The BBC handling of the material is fearless and, by the own admission of the film’s writer, Jane English, “to tell [Anne’s] story fully would take a 10-part returning drama series. With 90 minutes, our drama could only ever be an impression of Anne’s life.” As such, The Secret Diaries of Miss Anne Lister moves along at a clip, giving us flashes into some of the more important moments in Anne’s life. We see the strands that form the backbone of Anne’s life – her tumultuous relationship with Marianna Belcombe (played by Anna Madeley), her close friendship with Isabella “Tib” Norfliffe (Susan Lynch), and her eventual “marriage” to wealthy widow Ann Walker (Christine Bottomley). Oh, and yes, there’s plenty of lesbian sex along the way.
While the film does not shy away from the explicit nature of Anne’s diaries, it also hopes that if you came for the sex, you might stay for the history lesson. Property rights and ownership during the 19th century were unforgiving, at best, especially with regard to women. That Anne Lister was allowed to take custody of Shibden Hall was due entirely to the fondness felt for her by her uncle. Without this entailment, Anne would not have had the freedoms and luxuries she enjoyed until her untimely death at the age of 49.
The story is important, especially so to the LGBT community. The dialogue, where possible, has been taken from Anne’s diaries , lending truth and richness to the adaptation. As Anne Lister, actress Maxine Peake is brave and ultimately believable, hungry and lonely. You’ll find yourself hoping she will, at last, find someone with whom to share her life.
The Secret Diaries of Miss Anne Lister is now available for rental and purchase online.
Official BBC site: The Secret Diaries of Miss Anne Lister
Wiki page: The Secret Diaries of Miss Anne Lister

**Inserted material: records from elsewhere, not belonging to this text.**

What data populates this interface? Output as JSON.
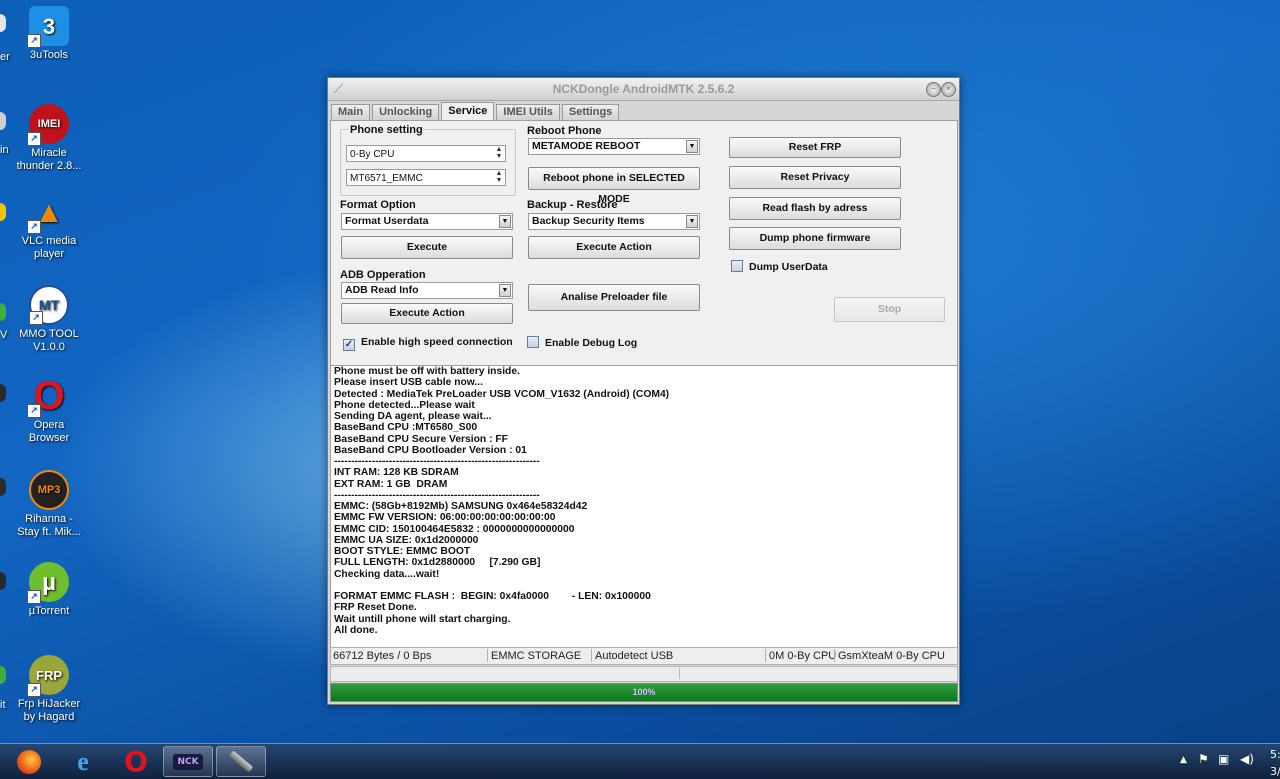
{
  "desktop": {
    "icons": [
      {
        "label": "3uTools",
        "glyph": "3"
      },
      {
        "label": "Miracle thunder 2.8...",
        "glyph": "IMEI"
      },
      {
        "label": "VLC media player",
        "glyph": "▲"
      },
      {
        "label": "MMO TOOL V1.0.0",
        "glyph": "MT"
      },
      {
        "label": "Opera Browser",
        "glyph": "O"
      },
      {
        "label": "Rihanna - Stay ft. Mik...",
        "glyph": "MP3"
      },
      {
        "label": "µTorrent",
        "glyph": "µ"
      },
      {
        "label": "Frp HiJacker by Hagard",
        "glyph": "FRP"
      }
    ],
    "edge_labels": [
      "er",
      "in",
      "V",
      "it"
    ]
  },
  "window": {
    "title": "NCKDongle AndroidMTK 2.5.6.2",
    "tabs": [
      "Main",
      "Unlocking",
      "Service",
      "IMEI Utils",
      "Settings"
    ],
    "phone_setting": {
      "label": "Phone setting",
      "cpu_brand": "0-By CPU",
      "cpu_model": "MT6571_EMMC"
    },
    "reboot": {
      "label": "Reboot Phone",
      "mode": "METAMODE REBOOT",
      "button": "Reboot phone in SELECTED MODE"
    },
    "format": {
      "label": "Format Option",
      "selected": "Format Userdata",
      "button": "Execute"
    },
    "backup": {
      "label": "Backup - Restore",
      "selected": "Backup Security Items",
      "button": "Execute Action"
    },
    "adb": {
      "label": "ADB Opperation",
      "selected": "ADB Read Info",
      "button": "Execute Action"
    },
    "analise_button": "Analise Preloader file",
    "right_buttons": {
      "reset_frp": "Reset FRP",
      "reset_privacy": "Reset Privacy",
      "read_flash": "Read flash by adress",
      "dump_firmware": "Dump phone firmware"
    },
    "dump_userdata": {
      "label": "Dump UserData",
      "checked": false
    },
    "stop_button": "Stop",
    "high_speed": {
      "label": "Enable high speed connection",
      "checked": true
    },
    "debug_log": {
      "label": "Enable Debug Log",
      "checked": false
    },
    "log": [
      "Phone must be off with battery inside.",
      "Please insert USB cable now...",
      "Detected : MediaTek PreLoader USB VCOM_V1632 (Android) (COM4)",
      "Phone detected...Please wait",
      "Sending DA agent, please wait...",
      "BaseBand CPU :MT6580_S00",
      "BaseBand CPU Secure Version : FF",
      "BaseBand CPU Bootloader Version : 01",
      "------------------------------------------------------------",
      "INT RAM: 128 KB SDRAM",
      "EXT RAM: 1 GB  DRAM",
      "------------------------------------------------------------",
      "EMMC: (58Gb+8192Mb) SAMSUNG 0x464e58324d42",
      "EMMC FW VERSION: 06:00:00:00:00:00:00:00",
      "EMMC CID: 150100464E5832 : 0000000000000000",
      "EMMC UA SIZE: 0x1d2000000",
      "BOOT STYLE: EMMC BOOT",
      "FULL LENGTH: 0x1d2880000     [7.290 GB]",
      "Checking data....wait!",
      "",
      "FORMAT EMMC FLASH :  BEGIN: 0x4fa0000        - LEN: 0x100000",
      "FRP Reset Done.",
      "Wait untill phone will start charging.",
      "All done."
    ],
    "status": {
      "bytes": "66712 Bytes / 0 Bps",
      "storage": "EMMC STORAGE",
      "usb": "Autodetect USB",
      "cpu": "0M 0-By CPU",
      "team": "GsmXteaM 0-By CPU"
    },
    "progress": {
      "value": 1.0,
      "text": "100%"
    }
  },
  "taskbar": {
    "apps": [
      {
        "name": "firefox",
        "glyph": "●"
      },
      {
        "name": "internet-explorer",
        "glyph": "e"
      },
      {
        "name": "opera",
        "glyph": "O"
      },
      {
        "name": "nck-dongle",
        "glyph": "NCK"
      },
      {
        "name": "tool",
        "glyph": "/"
      }
    ],
    "clock_time": "5:",
    "clock_date": "3/"
  },
  "colors": {
    "progress_green": "#0b7a1c",
    "desktop_blue": "#1266c2"
  }
}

Purchase online: The Secret Diaries of Miss Anne Lister
From page to screen, the BBC blog: Adapting Anne Lister
Buy Anne Lister’s Diary: Amazon
Anne Lister: on TUMBLR
: Anne Lister on Wikipedia, http://en.wikipedia.org/wiki/Anne_Lister
: Jane English, From Page to Screen: http://www.bbc.co.uk/blogs/tv/2010/05/anne-listers-diaries-from-page.shtml